Saturday, October 24, 2009

Affluence and Nigerian Churches: 'Touch Not My Annointed.....'

The Nigerian society has been witnessing a continuous utter display of flagrant affluence by church leaders over the last decade or so. Some church leaders live luxurious lifestyles that are devoid of modern day reality. We have also seen churches engage in secular economic activities, some of which borders on societal moral values.

It is unfortunate that in a country of 150 million where more than 70% are living in abject poverty, there are no differences in the lifestyle of some church leaders in Nigeria and Hollywood superstars. A World Bank report recently put the number of unemployed in Nigeria at 40 million (which represents about 25% of the country’s population). To put things in perspective, 40 million is approximately 60% of the population of Great Britain and one and a half times the population of Australia!

I need not to educate you further on the activities of some of these church leaders, and how they have exploited the society. And I don’t think I have the moral authority to query some these activities, which are sometimes described as ‘spiritual matters’ by religious faithfuls. The concern however, is with the system that has allowed all this display of excessive affluence to perpetuate in Nigerian churches in the face growing poverty. The system has failed innocent men and women who see the ‘Church’ as the only place of hope having been let down by state leaders.

And when I say ‘failure of the system’, I refer to the lack of appropriate regulation and oversight on the financial practices in churches across the country. It is common knowledge that churches have now become big ‘enterprise’. The financial turnover of some of these churches are unparalleled to say the least and sometimes larger than that of companies quoted on the stock exchange.

The voluntary work put in by members on a weekly basis to keep it functioning if expressed in man hours and costed accordingly, is mind blowing. It is fair to say that church leaders and directors of public liability companies enjoy almost same benefits and perks. However the fundamental differences are displayed in areas of regulation and accountability.

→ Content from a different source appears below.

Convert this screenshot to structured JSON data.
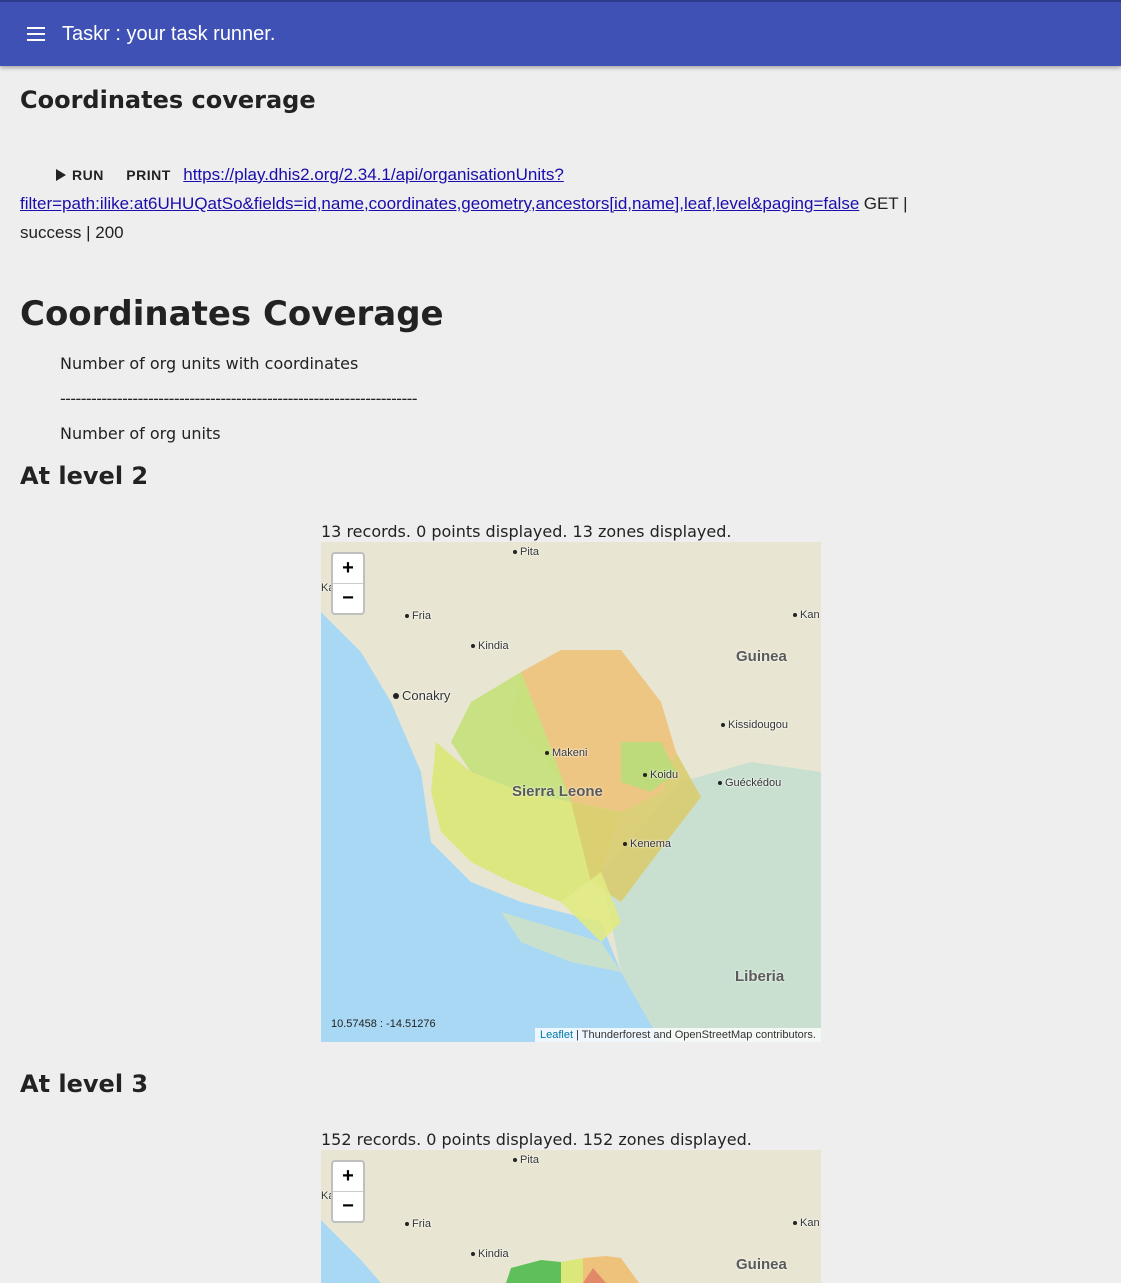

Companies are subject to series of finance and tax regulation and their directors are accountable to their shareholders. They can be liable for huge fines if their tax files are not up to date and shareholders can demand for resignation of company executives if they are non performing. However on the other hand, most Nigerian church leaders are not accountable to anyone apart from God (if they choose to), and no financial regulator is interested in their books.

In my opinion, I think it is time that closer attention is paid to the financial activities of Nigerian churches. In the western world churches as classified as ‘charity organisations’, and thus, there are exempt from taxation. However, the churches are still expected to file their accounts with the regulator at the end of every financial year. Churches are expected to have a Board of Trustee, who will be responsible for decision making and appointment of Pastors. Pastors are expected to be an annual salary and are treated as staff. These rules are very strict. I know the case of a Nigerian Pastor (names withheld) who was almost jailed for financial irregularities by the UK Charities Commission. He is the Pastor of the largest black church in Europe and since his ordeal; he now seems to be operating from Nigeria.

So what am I saying? I’m not suggesting a ‘socialist’ agenda of cut throat taxation or regulation; either I am suggesting that the EFCC should start chasing Pastors. But I still do feel that the excessive greed of some of these church leaders needs to be put under the spotlight. Unfortunately, most Nigerian churches are operated like a ‘one man business’ or perhaps ‘sole trader’. The founder or General Overseer is the alpha and omega. Members of the church executives/committee who don’t fall in line with the principles (whether good or bad) of the General Overseer are ostracised. There are no policies or systems in place to monitor their activities, therefore giving them absolute control.

Nigerian churches are owners of some of the country’s most expensive schools and universities. Some churches are big real estate investors, selling land to church members within the church premises. We therefore need to ask ourselves, what is the salary of these so called pastors? What proportion of the church income is used for charitable course? Who is creaming the profits made from their ‘extra-curricular’ activities? Who are their trustees? Are these trustees independent or collaborators? Who audits the Church accounts?

The fact that God has called you into ministry does give any Pastor the right to run a church like a personal business. And until the system addresses some of the fundamental issues noted, I’m afraid there is no end in sight for this insatiable appetite for worldly riches.


Samson Ayooluwa said...

The Nigerian churches and the leaders are just a reflection of the larger society. Our leaders are like us and so are our pastors. Many churches are just a scam and yes I am a pentecostal believer. For 10 years i have been complaining about these absurdities and gimmicks and they are only getting worse. You know the average Nigerian lives by settlement. That is why we can relate with a god who must collect something (i.e. be settled) before he can do anything for us. That is the god we serve in many of our churches, the one that says, scratch my back and i will scrath yours, donate to me and i will bless you. Over time, a people make their god into a reflection of their own selves. Anyone who is still "following" a so called man of God is definitely on his own. As Tunde Bakare once said, "man at his best is still at best a man".

Seyi said...

@Samson, I love the quote from Past. Bakare.."a man at his best is still at best a man"..hmmm

Anyway thanks for stopping by.